--- WHAT YOU HAVE TO DO ---
Reproduce the records that follow without alteration, apart from removing the pictures.
------------------------------------------------------------------------
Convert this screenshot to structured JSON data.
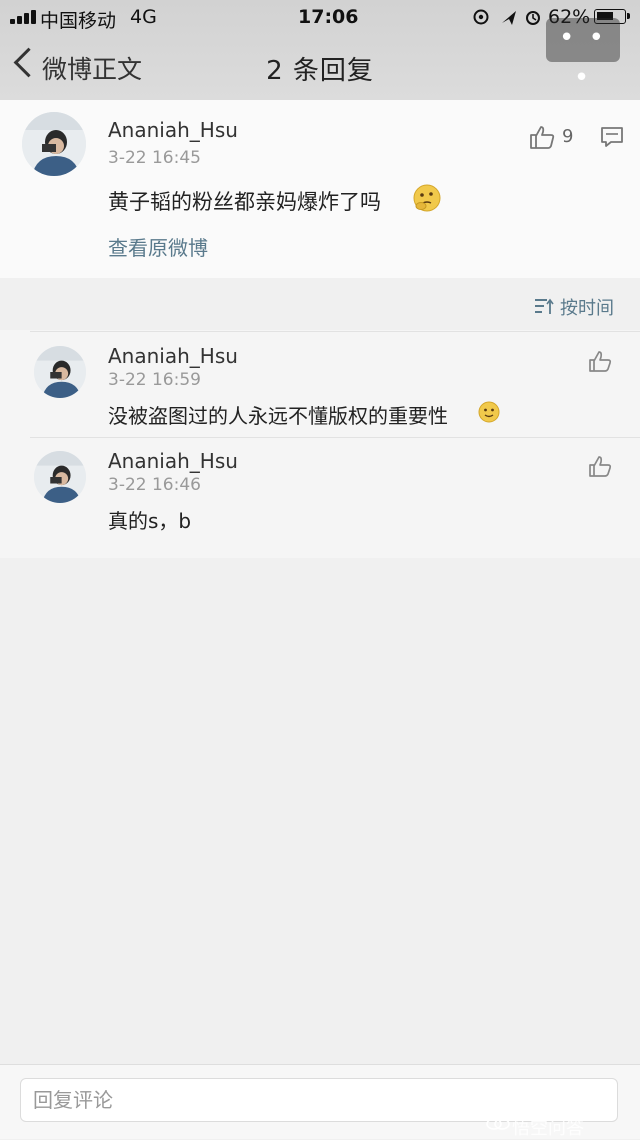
{
  "status_bar": {
    "carrier": "中国移动",
    "network": "4G",
    "time": "17:06",
    "battery_percent": "62%",
    "battery_level": 0.62
  },
  "nav": {
    "back_label": "微博正文",
    "title": "2 条回复",
    "more_label": "• • •"
  },
  "post": {
    "username": "Ananiah_Hsu",
    "timestamp": "3-22 16:45",
    "text": "黄子韬的粉丝都亲妈爆炸了吗",
    "view_original": "查看原微博",
    "like_count": "9"
  },
  "sort_label": "按时间",
  "replies": [
    {
      "username": "Ananiah_Hsu",
      "timestamp": "3-22 16:59",
      "text": "没被盗图过的人永远不懂版权的重要性"
    },
    {
      "username": "Ananiah_Hsu",
      "timestamp": "3-22 16:46",
      "text": "真的s，b"
    }
  ],
  "bottom_bar": {
    "placeholder": "回复评论"
  },
  "watermark": "悟空问答",
  "colors": {
    "link": "#5a7a8c",
    "emoji": "#f1c94b"
  }
}
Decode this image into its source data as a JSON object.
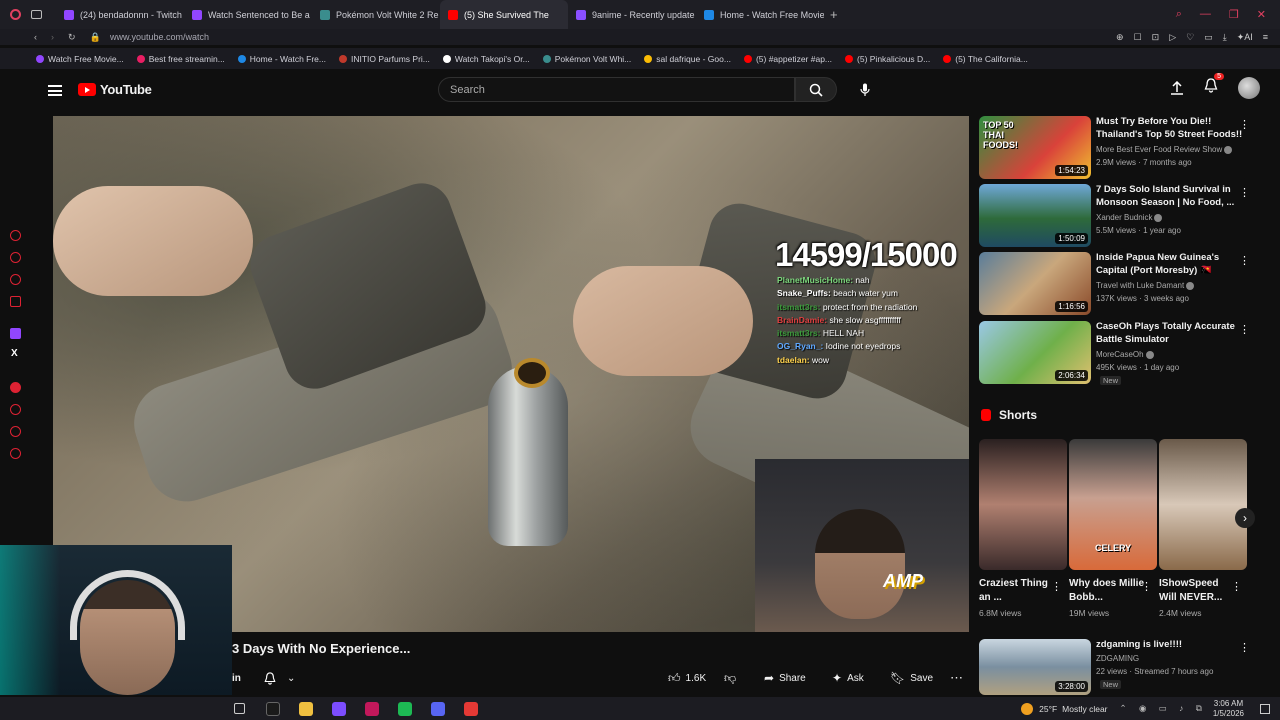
{
  "browser": {
    "tabs": [
      {
        "label": "(24) bendadonnn - Twitch",
        "color": "#9146ff",
        "active": false
      },
      {
        "label": "Watch Sentenced to Be a",
        "color": "#9146ff",
        "active": false
      },
      {
        "label": "Pokémon Volt White 2 Re",
        "color": "#3a8d8d",
        "active": false
      },
      {
        "label": "(5) She Survived The",
        "color": "#ff0000",
        "active": true
      },
      {
        "label": "9anime - Recently update",
        "color": "#8a4fff",
        "active": false
      },
      {
        "label": "Home - Watch Free Movie",
        "color": "#1e88e5",
        "active": false
      }
    ],
    "url": "www.youtube.com/watch",
    "bookmarks": [
      {
        "label": "Watch Free Movie...",
        "color": "#9146ff"
      },
      {
        "label": "Best free streamin...",
        "color": "#e91e63"
      },
      {
        "label": "Home - Watch Fre...",
        "color": "#1e88e5"
      },
      {
        "label": "INITIO Parfums Pri...",
        "color": "#c0392b"
      },
      {
        "label": "Watch Takopi's Or...",
        "color": "#ffffff"
      },
      {
        "label": "Pokémon Volt Whi...",
        "color": "#3a8d8d"
      },
      {
        "label": "sal dafrique - Goo...",
        "color": "#fbbc05"
      },
      {
        "label": "(5) #appetizer #ap...",
        "color": "#ff0000"
      },
      {
        "label": "(5) Pinkalicious D...",
        "color": "#ff0000"
      },
      {
        "label": "(5) The California...",
        "color": "#ff0000"
      }
    ]
  },
  "youtube": {
    "logo_text": "YouTube",
    "search_placeholder": "Search",
    "notification_count": "5"
  },
  "video": {
    "counter": "14599/15000",
    "chat": [
      {
        "user": "PlanetMusicHome:",
        "msg": "nah",
        "color": "#7cd67c"
      },
      {
        "user": "Snake_Puffs:",
        "msg": "beach water yum",
        "color": "#ffffff"
      },
      {
        "user": "itsmatt3rs:",
        "msg": "protect from the radiation",
        "color": "#3c9b3c"
      },
      {
        "user": "BrainDamie:",
        "msg": "she slow asgffffffffff",
        "color": "#e04040"
      },
      {
        "user": "itsmatt3rs:",
        "msg": "HELL NAH",
        "color": "#3c9b3c"
      },
      {
        "user": "OG_Ryan_:",
        "msg": "Iodine not eyedrops",
        "color": "#5fa8ff"
      },
      {
        "user": "tdaelan:",
        "msg": "wow",
        "color": "#ffd24d"
      }
    ],
    "cam_logo": "AMP",
    "title": "3 Days With No Experience...",
    "likes": "1.6K",
    "share_label": "Share",
    "ask_label": "Ask",
    "save_label": "Save",
    "in_label": "in"
  },
  "recommendations": [
    {
      "title": "Must Try Before You Die!! Thailand's Top 50 Street Foods!!",
      "channel": "More Best Ever Food Review Show",
      "meta": "2.9M views · 7 months ago",
      "duration": "1:54:23",
      "badge": "",
      "thumb_text": "TOP 50 THAI FOODS!",
      "bg": "linear-gradient(135deg,#2f8f3f,#d9423a 60%,#f0c030)"
    },
    {
      "title": "7 Days Solo Island Survival in Monsoon Season | No Food, ...",
      "channel": "Xander Budnick",
      "meta": "5.5M views · 1 year ago",
      "duration": "1:50:09",
      "badge": "",
      "thumb_text": "",
      "bg": "linear-gradient(180deg,#6fa8d8,#2e6a3a 55%,#1f4a62)"
    },
    {
      "title": "Inside Papua New Guinea's Capital (Port Moresby) 🇵🇬",
      "channel": "Travel with Luke Damant",
      "meta": "137K views · 3 weeks ago",
      "duration": "1:16:56",
      "badge": "",
      "thumb_text": "",
      "bg": "linear-gradient(135deg,#5a7d9a,#c9a77c 50%,#8a4a2a)"
    },
    {
      "title": "CaseOh Plays Totally Accurate Battle Simulator",
      "channel": "MoreCaseOh",
      "meta": "495K views · 1 day ago",
      "duration": "2:06:34",
      "badge": "New",
      "thumb_text": "",
      "bg": "linear-gradient(135deg,#9ac8e6,#6fb04a 55%,#e0c070)"
    }
  ],
  "shorts": {
    "header": "Shorts",
    "items": [
      {
        "title": "Craziest Thing an ...",
        "views": "6.8M views",
        "bg": "linear-gradient(180deg,#2a2020,#b08070 50%,#3a2a2a)",
        "overlay": ""
      },
      {
        "title": "Why does Millie Bobb...",
        "views": "19M views",
        "bg": "linear-gradient(180deg,#3a3a3a,#c8a090 45%,#d86a3a)",
        "overlay": "CELERY"
      },
      {
        "title": "IShowSpeed Will NEVER...",
        "views": "2.4M views",
        "bg": "linear-gradient(180deg,#6a5a4a,#d8c8b8 50%,#8a6a4a)",
        "overlay": ""
      }
    ]
  },
  "live": {
    "title": "zdgaming is live!!!!",
    "channel": "ZDGAMING",
    "meta": "22 views · Streamed 7 hours ago",
    "badge": "New",
    "duration": "3:28:00"
  },
  "taskbar": {
    "weather": "25°F",
    "condition": "Mostly clear",
    "time": "3:06 AM",
    "date": "1/5/2026",
    "apps": [
      "#1a1a1a",
      "#f0c040",
      "#7c4dff",
      "#c2185b",
      "#1db954",
      "#5865f2",
      "#e53935"
    ]
  }
}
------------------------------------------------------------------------
--- EXPECTED ANSWER ---
Convert this screenshot to structured JSON data.
{
  "status_bar": {
    "carrier": "中国移动",
    "network": "4G",
    "time": "17:06",
    "battery_percent": "62%",
    "battery_level": 0.62
  },
  "nav": {
    "back_label": "微博正文",
    "title": "2 条回复",
    "more_label": "• • •"
  },
  "post": {
    "username": "Ananiah_Hsu",
    "timestamp": "3-22 16:45",
    "text": "黄子韬的粉丝都亲妈爆炸了吗",
    "view_original": "查看原微博",
    "like_count": "9"
  },
  "sort_label": "按时间",
  "replies": [
    {
      "username": "Ananiah_Hsu",
      "timestamp": "3-22 16:59",
      "text": "没被盗图过的人永远不懂版权的重要性"
    },
    {
      "username": "Ananiah_Hsu",
      "timestamp": "3-22 16:46",
      "text": "真的s，b"
    }
  ],
  "bottom_bar": {
    "placeholder": "回复评论"
  },
  "watermark": "悟空问答",
  "colors": {
    "link": "#5a7a8c",
    "emoji": "#f1c94b"
  }
}
Decode this image into its source data as a JSON object.
{
  "browser": {
    "tabs": [
      {
        "label": "(24) bendadonnn - Twitch",
        "color": "#9146ff",
        "active": false
      },
      {
        "label": "Watch Sentenced to Be a",
        "color": "#9146ff",
        "active": false
      },
      {
        "label": "Pokémon Volt White 2 Re",
        "color": "#3a8d8d",
        "active": false
      },
      {
        "label": "(5) She Survived The",
        "color": "#ff0000",
        "active": true
      },
      {
        "label": "9anime - Recently update",
        "color": "#8a4fff",
        "active": false
      },
      {
        "label": "Home - Watch Free Movie",
        "color": "#1e88e5",
        "active": false
      }
    ],
    "url": "www.youtube.com/watch",
    "bookmarks": [
      {
        "label": "Watch Free Movie...",
        "color": "#9146ff"
      },
      {
        "label": "Best free streamin...",
        "color": "#e91e63"
      },
      {
        "label": "Home - Watch Fre...",
        "color": "#1e88e5"
      },
      {
        "label": "INITIO Parfums Pri...",
        "color": "#c0392b"
      },
      {
        "label": "Watch Takopi's Or...",
        "color": "#ffffff"
      },
      {
        "label": "Pokémon Volt Whi...",
        "color": "#3a8d8d"
      },
      {
        "label": "sal dafrique - Goo...",
        "color": "#fbbc05"
      },
      {
        "label": "(5) #appetizer #ap...",
        "color": "#ff0000"
      },
      {
        "label": "(5) Pinkalicious D...",
        "color": "#ff0000"
      },
      {
        "label": "(5) The California...",
        "color": "#ff0000"
      }
    ]
  },
  "youtube": {
    "logo_text": "YouTube",
    "search_placeholder": "Search",
    "notification_count": "5"
  },
  "video": {
    "counter": "14599/15000",
    "chat": [
      {
        "user": "PlanetMusicHome:",
        "msg": "nah",
        "color": "#7cd67c"
      },
      {
        "user": "Snake_Puffs:",
        "msg": "beach water yum",
        "color": "#ffffff"
      },
      {
        "user": "itsmatt3rs:",
        "msg": "protect from the radiation",
        "color": "#3c9b3c"
      },
      {
        "user": "BrainDamie:",
        "msg": "she slow asgffffffffff",
        "color": "#e04040"
      },
      {
        "user": "itsmatt3rs:",
        "msg": "HELL NAH",
        "color": "#3c9b3c"
      },
      {
        "user": "OG_Ryan_:",
        "msg": "Iodine not eyedrops",
        "color": "#5fa8ff"
      },
      {
        "user": "tdaelan:",
        "msg": "wow",
        "color": "#ffd24d"
      }
    ],
    "cam_logo": "AMP",
    "title": "3 Days With No Experience...",
    "likes": "1.6K",
    "share_label": "Share",
    "ask_label": "Ask",
    "save_label": "Save",
    "in_label": "in"
  },
  "recommendations": [
    {
      "title": "Must Try Before You Die!! Thailand's Top 50 Street Foods!!",
      "channel": "More Best Ever Food Review Show",
      "meta": "2.9M views · 7 months ago",
      "duration": "1:54:23",
      "badge": "",
      "thumb_text": "TOP 50 THAI FOODS!",
      "bg": "linear-gradient(135deg,#2f8f3f,#d9423a 60%,#f0c030)"
    },
    {
      "title": "7 Days Solo Island Survival in Monsoon Season | No Food, ...",
      "channel": "Xander Budnick",
      "meta": "5.5M views · 1 year ago",
      "duration": "1:50:09",
      "badge": "",
      "thumb_text": "",
      "bg": "linear-gradient(180deg,#6fa8d8,#2e6a3a 55%,#1f4a62)"
    },
    {
      "title": "Inside Papua New Guinea's Capital (Port Moresby) 🇵🇬",
      "channel": "Travel with Luke Damant",
      "meta": "137K views · 3 weeks ago",
      "duration": "1:16:56",
      "badge": "",
      "thumb_text": "",
      "bg": "linear-gradient(135deg,#5a7d9a,#c9a77c 50%,#8a4a2a)"
    },
    {
      "title": "CaseOh Plays Totally Accurate Battle Simulator",
      "channel": "MoreCaseOh",
      "meta": "495K views · 1 day ago",
      "duration": "2:06:34",
      "badge": "New",
      "thumb_text": "",
      "bg": "linear-gradient(135deg,#9ac8e6,#6fb04a 55%,#e0c070)"
    }
  ],
  "shorts": {
    "header": "Shorts",
    "items": [
      {
        "title": "Craziest Thing an ...",
        "views": "6.8M views",
        "bg": "linear-gradient(180deg,#2a2020,#b08070 50%,#3a2a2a)",
        "overlay": ""
      },
      {
        "title": "Why does Millie Bobb...",
        "views": "19M views",
        "bg": "linear-gradient(180deg,#3a3a3a,#c8a090 45%,#d86a3a)",
        "overlay": "CELERY"
      },
      {
        "title": "IShowSpeed Will NEVER...",
        "views": "2.4M views",
        "bg": "linear-gradient(180deg,#6a5a4a,#d8c8b8 50%,#8a6a4a)",
        "overlay": ""
      }
    ]
  },
  "live": {
    "title": "zdgaming is live!!!!",
    "channel": "ZDGAMING",
    "meta": "22 views · Streamed 7 hours ago",
    "badge": "New",
    "duration": "3:28:00"
  },
  "taskbar": {
    "weather": "25°F",
    "condition": "Mostly clear",
    "time": "3:06 AM",
    "date": "1/5/2026",
    "apps": [
      "#1a1a1a",
      "#f0c040",
      "#7c4dff",
      "#c2185b",
      "#1db954",
      "#5865f2",
      "#e53935"
    ]
  }
}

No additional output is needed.